William P. Lear
Though his name is most often associated with corporate jet airplanes, William Lear earlier made his mark in car radios and by inventing the eight-track tape player. Born in Hannibal, Missouri, Lear attended public school in Chicago through the eighth grade. At age 16 he joined the Navy, where he learned radio electronics. Following World War I he took up flying.
An early Lear design, a practical car radio, launched the Motorola Company. RCA purchased a radio amplifier design of Lear's, a universal unit usable in their entire line. Lear designed the eight-track player in the 1960s. Lear began designing navigational aids for aircraft in the 1930s and under the names Lear and LearAvia Corporation filled more than $100 million in defense orders during World War II. After the war, he developed a lightweight automatic pilot. In 1962 he sold his interest in Lear, to form Learjet, which became the leading supplier of corporate jets within five years.

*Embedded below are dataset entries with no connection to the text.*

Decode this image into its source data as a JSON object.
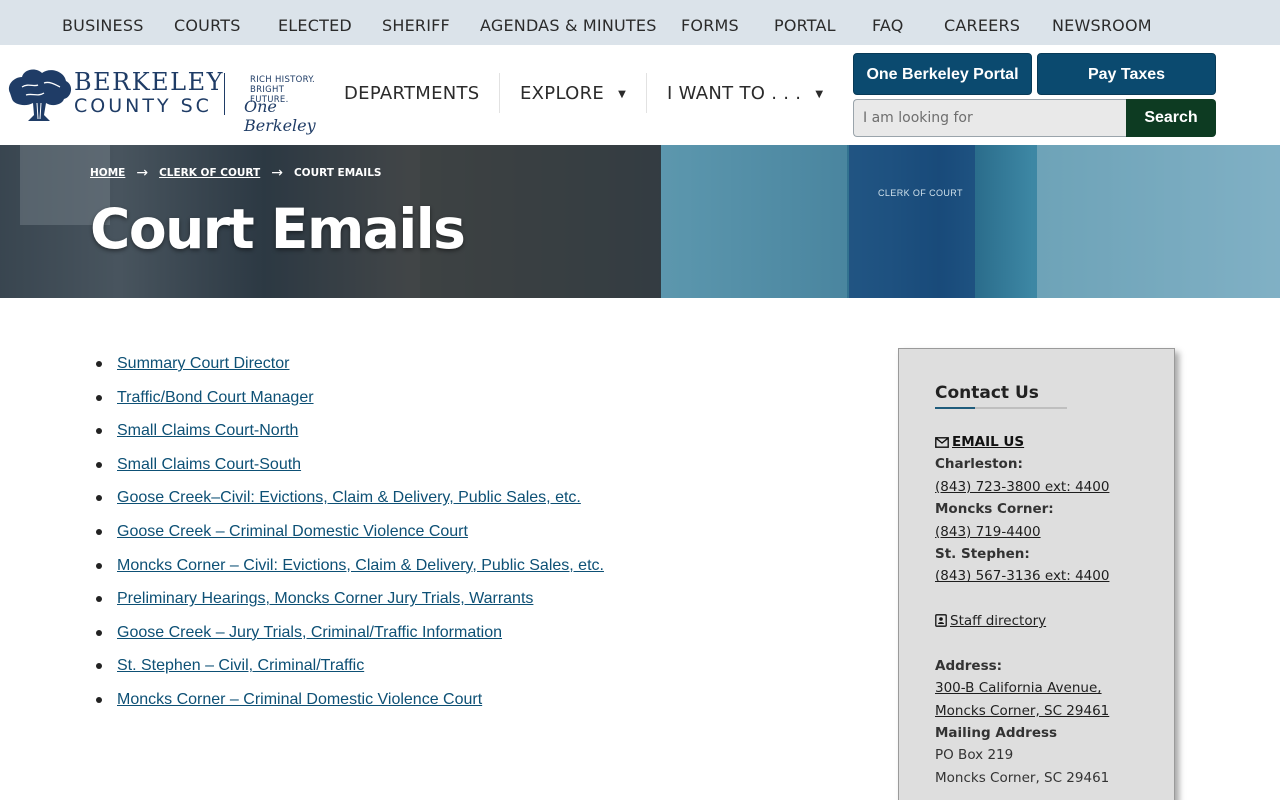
{
  "topnav": {
    "items": [
      "BUSINESS",
      "COURTS",
      "ELECTED",
      "SHERIFF",
      "AGENDAS & MINUTES",
      "FORMS",
      "PORTAL",
      "FAQ",
      "CAREERS",
      "NEWSROOM"
    ]
  },
  "logo": {
    "line1": "BERKELEY",
    "line2": "COUNTY SC",
    "tag1": "RICH HISTORY.",
    "tag2": "BRIGHT FUTURE.",
    "script": "One Berkeley"
  },
  "mainnav": {
    "departments": "DEPARTMENTS",
    "explore": "EXPLORE",
    "iwant": "I WANT TO . . ."
  },
  "header_buttons": {
    "portal": "One Berkeley Portal",
    "taxes": "Pay Taxes"
  },
  "search": {
    "placeholder": "I am looking for",
    "button": "Search"
  },
  "banner": {
    "cup_text": "CLERK OF COURT"
  },
  "breadcrumb": {
    "home": "HOME",
    "clerk": "CLERK OF COURT",
    "current": "COURT EMAILS"
  },
  "page": {
    "title": "Court Emails"
  },
  "emails": [
    "Summary Court Director",
    "Traffic/Bond Court Manager",
    "Small Claims Court-North",
    "Small Claims Court-South",
    "Goose Creek–Civil: Evictions, Claim & Delivery, Public Sales, etc.",
    "Goose Creek – Criminal Domestic Violence Court",
    "Moncks Corner – Civil: Evictions, Claim & Delivery, Public Sales, etc.",
    "Preliminary Hearings, Moncks Corner Jury Trials, Warrants",
    "Goose Creek – Jury Trials, Criminal/Traffic Information",
    "St. Stephen – Civil, Criminal/Traffic",
    "Moncks Corner – Criminal Domestic Violence Court"
  ],
  "contact": {
    "title": "Contact Us",
    "email_label": "EMAIL US",
    "charleston_label": "Charleston:",
    "charleston_phone": "(843) 723-3800 ext: 4400",
    "moncks_label": "Moncks Corner:",
    "moncks_phone": "(843) 719-4400",
    "stephen_label": "St. Stephen:",
    "stephen_phone": "(843) 567-3136 ext: 4400",
    "staff_directory": "Staff directory",
    "address_label": "Address:",
    "address_line1": "300-B California Avenue,",
    "address_line2": "Moncks Corner, SC 29461",
    "mailing_label": "Mailing Address",
    "mailing_line1": "PO Box 219",
    "mailing_line2": "Moncks Corner, SC 29461"
  },
  "colors": {
    "topbar_bg": "#dbe3ea",
    "primary_button": "#0b4a6f",
    "search_button": "#0d3b22",
    "link": "#0d5075",
    "panel_bg": "#dedede"
  }
}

After Learjet he devoted his energies to development of an antipollution steam engine. In the 1970s his aircraft designs included the Canadair Challenger and the Lear Fan, an airplane built entirely from composites. Lear died during development of the Lear Fan, and although there were a number of advance orders it was never put into production.